By Donna Newman

The congregation of Temple Isaiah in Stony Brook launches a new direction this summer with a modern approach: Joyful Judaism — and the Temple’s search committee found the perfect spiritual leader to guide this transition. 

“We’re very excited to welcome Rabbi Joshua Gray and his family to Long Island to bring music, spirituality and joy to our lives,” said Temple President Howie Kanowitz. “Upon receipt of the unanimous approval of the search committee, the Temple board and the congregation, Rabbi Josh will serve us as both rabbi and cantor. This is his first pulpit, and we hope he’ll lead our community for a long, long time.”  

A recently ordained rabbi at 36 years of age, he brings to his rabbinate a wealth of life, work, and Jewishservice experiences that makes him uniquely qualified to speak to the inclusive Jewish spirit of today. His life journey began in the theater.

“My beginnings as a professional actor/singer opened my voice and spirit up to endless possibilities that manifest themselves in the way I approach Judaism; musically and full of ‘simcha’ (joy), acceptance andpassion,” said Rabbi Josh. “I am also very family-oriented, as I believe that the voices of children and families ina sanctuary create holiness. My amazing wife, Meghan, is my favorite cantorial soloist, with her incredible voice and spirit. Our children, Cameron (8) and Lena (3), keep us engaged with the youngest of congregants.” 

Prior work experience in Rabbi Josh’s background added an additional skill set to his already impressive resumé.

“In addition to his warmth and approachability, Rabbi Josh has a BA in Psychology from Penn State and has worked in the field of mental health, which we considered to be a bonus, especially in the stressful times in which we live,” said Marge Weiser, co-chair of the search committee.

Working with a Reform and a Conservative congregation in upstate New York, Rabbi Josh designed anddelivered a three-part course on mental health and wellness as seen through a Jewish lens.

In a cover letter sent with his resumé he wrote, “To put it simply, I am a Rabbi who tries to live the spirit of’Hineini’— Here I am!” 

His exuberance for Judaism, scholarship, pastoral care, liturgy, and teaching all ages is abundantly clear. After a time as an independent rabbi providing ritual services, lifecycle events and Jewish education, he says he is ready to be infused with the soul of a community and become a congregational rabbi.

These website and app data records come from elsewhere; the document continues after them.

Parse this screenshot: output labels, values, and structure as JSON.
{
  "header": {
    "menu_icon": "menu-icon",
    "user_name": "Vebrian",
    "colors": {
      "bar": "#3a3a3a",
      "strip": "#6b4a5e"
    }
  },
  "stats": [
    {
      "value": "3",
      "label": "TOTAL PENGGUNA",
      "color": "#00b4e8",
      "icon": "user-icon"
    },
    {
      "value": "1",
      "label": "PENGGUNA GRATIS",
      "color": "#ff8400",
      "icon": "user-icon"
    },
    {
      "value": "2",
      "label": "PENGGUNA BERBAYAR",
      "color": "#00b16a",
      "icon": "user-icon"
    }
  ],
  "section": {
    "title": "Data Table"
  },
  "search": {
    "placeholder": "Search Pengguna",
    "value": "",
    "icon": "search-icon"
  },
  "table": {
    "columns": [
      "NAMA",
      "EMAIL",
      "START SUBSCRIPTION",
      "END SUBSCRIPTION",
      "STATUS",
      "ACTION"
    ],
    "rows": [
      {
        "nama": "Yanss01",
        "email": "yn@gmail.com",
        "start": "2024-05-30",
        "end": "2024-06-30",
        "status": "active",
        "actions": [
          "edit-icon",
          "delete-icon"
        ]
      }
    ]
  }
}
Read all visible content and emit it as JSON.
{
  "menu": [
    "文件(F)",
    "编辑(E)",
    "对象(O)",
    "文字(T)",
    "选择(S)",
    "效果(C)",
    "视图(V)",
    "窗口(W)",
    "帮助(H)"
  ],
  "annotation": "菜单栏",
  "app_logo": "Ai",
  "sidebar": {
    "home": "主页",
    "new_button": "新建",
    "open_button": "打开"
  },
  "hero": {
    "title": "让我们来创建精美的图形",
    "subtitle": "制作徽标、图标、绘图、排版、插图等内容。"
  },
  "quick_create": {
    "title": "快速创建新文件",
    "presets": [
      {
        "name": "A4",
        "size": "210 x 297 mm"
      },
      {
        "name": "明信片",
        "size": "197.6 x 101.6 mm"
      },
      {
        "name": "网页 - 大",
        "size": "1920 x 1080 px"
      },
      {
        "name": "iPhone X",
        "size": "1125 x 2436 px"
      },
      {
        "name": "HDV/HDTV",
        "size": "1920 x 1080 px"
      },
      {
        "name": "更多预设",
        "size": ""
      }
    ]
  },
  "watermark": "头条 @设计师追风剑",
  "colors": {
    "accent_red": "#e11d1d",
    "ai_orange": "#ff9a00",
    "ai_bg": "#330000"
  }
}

“Every member of the search committee had the same feeling following our very first interview with Rabbi Josh,” said committee member Gary Kamen. “It felt as though it was divine intervention that brought him to us. In Yiddish there is the word  ‘bashert’ which translates in English to ‘meant to be.’ We are delighted to have found each other.”